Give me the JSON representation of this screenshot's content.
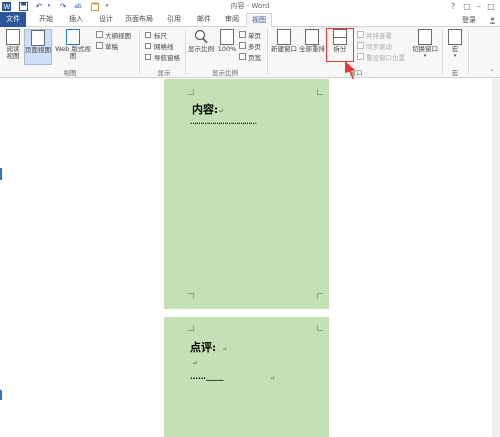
{
  "window": {
    "title": "内容 - Word",
    "sign_in": "登录"
  },
  "quick_access": {
    "undo_label": "↶",
    "redo_label": "↷"
  },
  "tabs": [
    {
      "label": "文件"
    },
    {
      "label": "开始"
    },
    {
      "label": "插入"
    },
    {
      "label": "设计"
    },
    {
      "label": "页面布局"
    },
    {
      "label": "引用"
    },
    {
      "label": "邮件"
    },
    {
      "label": "审阅"
    },
    {
      "label": "视图"
    }
  ],
  "ribbon": {
    "views": {
      "read_mode": "阅读\n视图",
      "print_layout": "页面视图",
      "web_layout": "Web 版式视图",
      "outline": "大纲视图",
      "draft": "草稿",
      "group_label": "视图"
    },
    "show": {
      "ruler": "标尺",
      "gridlines": "网格线",
      "nav_pane": "导航窗格",
      "group_label": "显示"
    },
    "zoom": {
      "zoom": "显示比例",
      "percent": "100%",
      "one_page": "单页",
      "multi_page": "多页",
      "page_width": "页宽",
      "group_label": "显示比例"
    },
    "window": {
      "new_window": "新建窗口",
      "arrange_all": "全部重排",
      "split": "拆分",
      "side_by_side": "并排查看",
      "sync_scroll": "同步滚动",
      "reset_position": "重设窗口位置",
      "switch_windows": "切换窗口",
      "group_label": "窗口"
    },
    "macros": {
      "macros": "宏",
      "group_label": "宏"
    }
  },
  "document": {
    "page1": {
      "heading": "内容:",
      "mark": "↵",
      "dots": "……………………………"
    },
    "page2": {
      "heading": "点评:",
      "mark1": "↵",
      "mark2": "↵",
      "dots": "……",
      "underline": "_____",
      "mark3": "↵"
    }
  },
  "colors": {
    "accent": "#2b579a",
    "page": "#c5e0b4",
    "highlight": "#e53935"
  }
}
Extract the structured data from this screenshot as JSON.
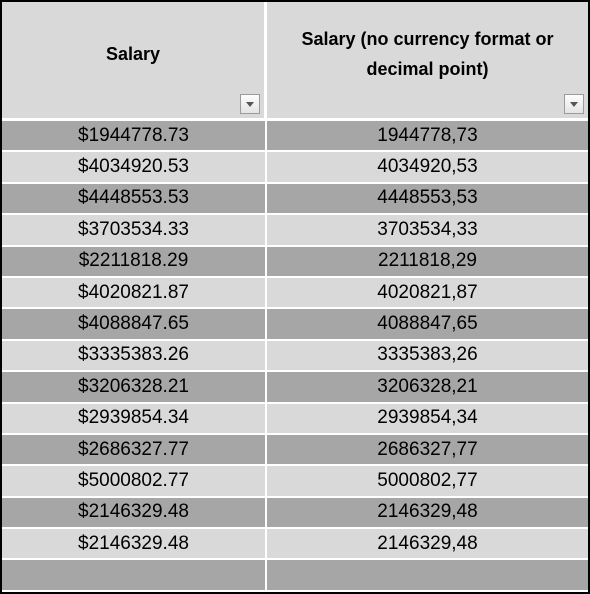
{
  "table": {
    "headers": [
      {
        "label": "Salary",
        "filter_icon": "dropdown-arrow-icon"
      },
      {
        "label": "Salary (no currency format or decimal point)",
        "filter_icon": "dropdown-arrow-icon"
      }
    ],
    "rows": [
      [
        "$1944778.73",
        "1944778,73"
      ],
      [
        "$4034920.53",
        "4034920,53"
      ],
      [
        "$4448553.53",
        "4448553,53"
      ],
      [
        "$3703534.33",
        "3703534,33"
      ],
      [
        "$2211818.29",
        "2211818,29"
      ],
      [
        "$4020821.87",
        "4020821,87"
      ],
      [
        "$4088847.65",
        "4088847,65"
      ],
      [
        "$3335383.26",
        "3335383,26"
      ],
      [
        "$3206328.21",
        "3206328,21"
      ],
      [
        "$2939854.34",
        "2939854,34"
      ],
      [
        "$2686327.77",
        "2686327,77"
      ],
      [
        "$5000802.77",
        "5000802,77"
      ],
      [
        "$2146329.48",
        "2146329,48"
      ],
      [
        "$2146329.48",
        "2146329,48"
      ],
      [
        "",
        ""
      ]
    ],
    "colors": {
      "band_dark": "#a6a6a6",
      "band_light": "#d9d9d9",
      "header_bg": "#d9d9d9",
      "border": "#000000"
    }
  }
}
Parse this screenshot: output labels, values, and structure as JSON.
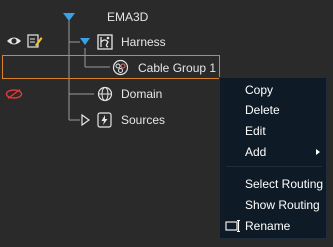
{
  "tree": {
    "root": {
      "label": "EMA3D",
      "icon": "triangle-down-icon"
    },
    "harness": {
      "label": "Harness",
      "icon": "harness-icon",
      "expander": "triangle-down-icon"
    },
    "cable_group": {
      "label": "Cable Group 1",
      "icon": "cable-group-icon",
      "selected": true
    },
    "domain": {
      "label": "Domain",
      "icon": "globe-icon"
    },
    "sources": {
      "label": "Sources",
      "icon": "lightning-icon",
      "expander": "triangle-right-icon"
    },
    "row_icons": {
      "harness_visibility": "eye-icon",
      "harness_edit": "edit-icon",
      "domain_visibility": "eye-hidden-icon"
    }
  },
  "context_menu": {
    "items": [
      {
        "label": "Copy"
      },
      {
        "label": "Delete"
      },
      {
        "label": "Edit"
      },
      {
        "label": "Add",
        "has_submenu": true
      },
      {
        "label": "Select Routing"
      },
      {
        "label": "Show Routing"
      },
      {
        "label": "Rename",
        "icon": "rename-icon"
      }
    ]
  },
  "colors": {
    "background": "#2a2a2a",
    "menu_background": "#0e1b26",
    "selection_border": "#d9822b",
    "expander_blue": "#3aa0e8",
    "hidden_red": "#e03a3a"
  }
}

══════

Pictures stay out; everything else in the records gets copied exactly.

Give me the JSON representation of this screenshot's content.
{
  "window": {
    "title": "内容 - Word",
    "sign_in": "登录"
  },
  "quick_access": {
    "undo_label": "↶",
    "redo_label": "↷"
  },
  "tabs": [
    {
      "label": "文件"
    },
    {
      "label": "开始"
    },
    {
      "label": "插入"
    },
    {
      "label": "设计"
    },
    {
      "label": "页面布局"
    },
    {
      "label": "引用"
    },
    {
      "label": "邮件"
    },
    {
      "label": "审阅"
    },
    {
      "label": "视图"
    }
  ],
  "ribbon": {
    "views": {
      "read_mode": "阅读\n视图",
      "print_layout": "页面视图",
      "web_layout": "Web 版式视图",
      "outline": "大纲视图",
      "draft": "草稿",
      "group_label": "视图"
    },
    "show": {
      "ruler": "标尺",
      "gridlines": "网格线",
      "nav_pane": "导航窗格",
      "group_label": "显示"
    },
    "zoom": {
      "zoom": "显示比例",
      "percent": "100%",
      "one_page": "单页",
      "multi_page": "多页",
      "page_width": "页宽",
      "group_label": "显示比例"
    },
    "window": {
      "new_window": "新建窗口",
      "arrange_all": "全部重排",
      "split": "拆分",
      "side_by_side": "并排查看",
      "sync_scroll": "同步滚动",
      "reset_position": "重设窗口位置",
      "switch_windows": "切换窗口",
      "group_label": "窗口"
    },
    "macros": {
      "macros": "宏",
      "group_label": "宏"
    }
  },
  "document": {
    "page1": {
      "heading": "内容:",
      "mark": "↵",
      "dots": "……………………………"
    },
    "page2": {
      "heading": "点评:",
      "mark1": "↵",
      "mark2": "↵",
      "dots": "……",
      "underline": "_____",
      "mark3": "↵"
    }
  },
  "colors": {
    "accent": "#2b579a",
    "page": "#c5e0b4",
    "highlight": "#e53935"
  }
}
Extract the structured data from this screenshot as JSON.
{
  "table": {
    "headers": [
      {
        "label": "Salary",
        "filter_icon": "dropdown-arrow-icon"
      },
      {
        "label": "Salary (no currency format or decimal point)",
        "filter_icon": "dropdown-arrow-icon"
      }
    ],
    "rows": [
      [
        "$1944778.73",
        "1944778,73"
      ],
      [
        "$4034920.53",
        "4034920,53"
      ],
      [
        "$4448553.53",
        "4448553,53"
      ],
      [
        "$3703534.33",
        "3703534,33"
      ],
      [
        "$2211818.29",
        "2211818,29"
      ],
      [
        "$4020821.87",
        "4020821,87"
      ],
      [
        "$4088847.65",
        "4088847,65"
      ],
      [
        "$3335383.26",
        "3335383,26"
      ],
      [
        "$3206328.21",
        "3206328,21"
      ],
      [
        "$2939854.34",
        "2939854,34"
      ],
      [
        "$2686327.77",
        "2686327,77"
      ],
      [
        "$5000802.77",
        "5000802,77"
      ],
      [
        "$2146329.48",
        "2146329,48"
      ],
      [
        "$2146329.48",
        "2146329,48"
      ],
      [
        "",
        ""
      ]
    ],
    "colors": {
      "band_dark": "#a6a6a6",
      "band_light": "#d9d9d9",
      "header_bg": "#d9d9d9",
      "border": "#000000"
    }
  }
}
Parse this screenshot: output labels, values, and structure as JSON.
{
  "tree": {
    "root": {
      "label": "EMA3D",
      "icon": "triangle-down-icon"
    },
    "harness": {
      "label": "Harness",
      "icon": "harness-icon",
      "expander": "triangle-down-icon"
    },
    "cable_group": {
      "label": "Cable Group 1",
      "icon": "cable-group-icon",
      "selected": true
    },
    "domain": {
      "label": "Domain",
      "icon": "globe-icon"
    },
    "sources": {
      "label": "Sources",
      "icon": "lightning-icon",
      "expander": "triangle-right-icon"
    },
    "row_icons": {
      "harness_visibility": "eye-icon",
      "harness_edit": "edit-icon",
      "domain_visibility": "eye-hidden-icon"
    }
  },
  "context_menu": {
    "items": [
      {
        "label": "Copy"
      },
      {
        "label": "Delete"
      },
      {
        "label": "Edit"
      },
      {
        "label": "Add",
        "has_submenu": true
      },
      {
        "label": "Select Routing"
      },
      {
        "label": "Show Routing"
      },
      {
        "label": "Rename",
        "icon": "rename-icon"
      }
    ]
  },
  "colors": {
    "background": "#2a2a2a",
    "menu_background": "#0e1b26",
    "selection_border": "#d9822b",
    "expander_blue": "#3aa0e8",
    "hidden_red": "#e03a3a"
  }
}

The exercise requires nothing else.